PROBLEM REQUIREMENTS »
All the data below needs to be retyped exactly as shown.

[Items from a dataset]
========

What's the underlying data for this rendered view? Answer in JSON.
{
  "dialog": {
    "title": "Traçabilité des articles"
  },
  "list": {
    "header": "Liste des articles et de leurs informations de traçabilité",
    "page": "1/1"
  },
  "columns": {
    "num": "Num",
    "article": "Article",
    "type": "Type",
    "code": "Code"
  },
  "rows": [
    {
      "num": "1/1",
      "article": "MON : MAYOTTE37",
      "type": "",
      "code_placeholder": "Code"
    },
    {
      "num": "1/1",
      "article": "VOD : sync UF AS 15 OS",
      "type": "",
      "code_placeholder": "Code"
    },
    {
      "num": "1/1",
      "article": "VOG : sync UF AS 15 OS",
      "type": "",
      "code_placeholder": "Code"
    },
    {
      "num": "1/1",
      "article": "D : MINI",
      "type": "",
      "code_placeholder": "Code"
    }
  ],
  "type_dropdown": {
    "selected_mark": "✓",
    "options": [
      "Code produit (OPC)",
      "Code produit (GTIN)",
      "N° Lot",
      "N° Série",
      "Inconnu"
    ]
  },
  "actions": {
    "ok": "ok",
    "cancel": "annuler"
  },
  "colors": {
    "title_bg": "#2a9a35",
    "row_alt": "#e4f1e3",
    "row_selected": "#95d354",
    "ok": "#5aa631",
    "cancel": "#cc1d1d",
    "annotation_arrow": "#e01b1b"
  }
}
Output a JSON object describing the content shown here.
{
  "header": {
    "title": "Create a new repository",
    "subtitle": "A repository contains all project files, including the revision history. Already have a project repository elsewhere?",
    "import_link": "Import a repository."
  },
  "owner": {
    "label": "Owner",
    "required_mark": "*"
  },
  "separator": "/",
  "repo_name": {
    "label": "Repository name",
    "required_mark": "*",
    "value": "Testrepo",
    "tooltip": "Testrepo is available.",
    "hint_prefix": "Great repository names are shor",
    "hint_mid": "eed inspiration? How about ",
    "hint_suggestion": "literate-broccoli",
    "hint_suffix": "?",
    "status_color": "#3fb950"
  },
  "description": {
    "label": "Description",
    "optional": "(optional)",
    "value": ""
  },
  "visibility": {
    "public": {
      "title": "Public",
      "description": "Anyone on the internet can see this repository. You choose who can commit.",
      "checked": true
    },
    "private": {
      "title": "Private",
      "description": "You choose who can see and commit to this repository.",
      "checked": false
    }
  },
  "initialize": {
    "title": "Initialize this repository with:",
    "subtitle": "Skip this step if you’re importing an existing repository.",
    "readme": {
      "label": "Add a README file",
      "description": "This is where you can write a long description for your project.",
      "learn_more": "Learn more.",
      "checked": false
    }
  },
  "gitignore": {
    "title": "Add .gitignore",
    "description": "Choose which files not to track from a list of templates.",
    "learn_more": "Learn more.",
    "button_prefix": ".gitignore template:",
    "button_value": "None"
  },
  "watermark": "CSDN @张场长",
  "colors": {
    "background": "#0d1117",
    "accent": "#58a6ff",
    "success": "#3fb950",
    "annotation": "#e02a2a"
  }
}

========

RESPONSE »
What's the underlying data for this rendered view? Answer in JSON.
{
  "dialog": {
    "title": "Traçabilité des articles"
  },
  "list": {
    "header": "Liste des articles et de leurs informations de traçabilité",
    "page": "1/1"
  },
  "columns": {
    "num": "Num",
    "article": "Article",
    "type": "Type",
    "code": "Code"
  },
  "rows": [
    {
      "num": "1/1",
      "article": "MON : MAYOTTE37",
      "type": "",
      "code_placeholder": "Code"
    },
    {
      "num": "1/1",
      "article": "VOD : sync UF AS 15 OS",
      "type": "",
      "code_placeholder": "Code"
    },
    {
      "num": "1/1",
      "article": "VOG : sync UF AS 15 OS",
      "type": "",
      "code_placeholder": "Code"
    },
    {
      "num": "1/1",
      "article": "D : MINI",
      "type": "",
      "code_placeholder": "Code"
    }
  ],
  "type_dropdown": {
    "selected_mark": "✓",
    "options": [
      "Code produit (OPC)",
      "Code produit (GTIN)",
      "N° Lot",
      "N° Série",
      "Inconnu"
    ]
  },
  "actions": {
    "ok": "ok",
    "cancel": "annuler"
  },
  "colors": {
    "title_bg": "#2a9a35",
    "row_alt": "#e4f1e3",
    "row_selected": "#95d354",
    "ok": "#5aa631",
    "cancel": "#cc1d1d",
    "annotation_arrow": "#e01b1b"
  }
}
Output a JSON object describing the content shown here.
{
  "header": {
    "title": "Create a new repository",
    "subtitle": "A repository contains all project files, including the revision history. Already have a project repository elsewhere?",
    "import_link": "Import a repository."
  },
  "owner": {
    "label": "Owner",
    "required_mark": "*"
  },
  "separator": "/",
  "repo_name": {
    "label": "Repository name",
    "required_mark": "*",
    "value": "Testrepo",
    "tooltip": "Testrepo is available.",
    "hint_prefix": "Great repository names are shor",
    "hint_mid": "eed inspiration? How about ",
    "hint_suggestion": "literate-broccoli",
    "hint_suffix": "?",
    "status_color": "#3fb950"
  },
  "description": {
    "label": "Description",
    "optional": "(optional)",
    "value": ""
  },
  "visibility": {
    "public": {
      "title": "Public",
      "description": "Anyone on the internet can see this repository. You choose who can commit.",
      "checked": true
    },
    "private": {
      "title": "Private",
      "description": "You choose who can see and commit to this repository.",
      "checked": false
    }
  },
  "initialize": {
    "title": "Initialize this repository with:",
    "subtitle": "Skip this step if you’re importing an existing repository.",
    "readme": {
      "label": "Add a README file",
      "description": "This is where you can write a long description for your project.",
      "learn_more": "Learn more.",
      "checked": false
    }
  },
  "gitignore": {
    "title": "Add .gitignore",
    "description": "Choose which files not to track from a list of templates.",
    "learn_more": "Learn more.",
    "button_prefix": ".gitignore template:",
    "button_value": "None"
  },
  "watermark": "CSDN @张场长",
  "colors": {
    "background": "#0d1117",
    "accent": "#58a6ff",
    "success": "#3fb950",
    "annotation": "#e02a2a"
  }
}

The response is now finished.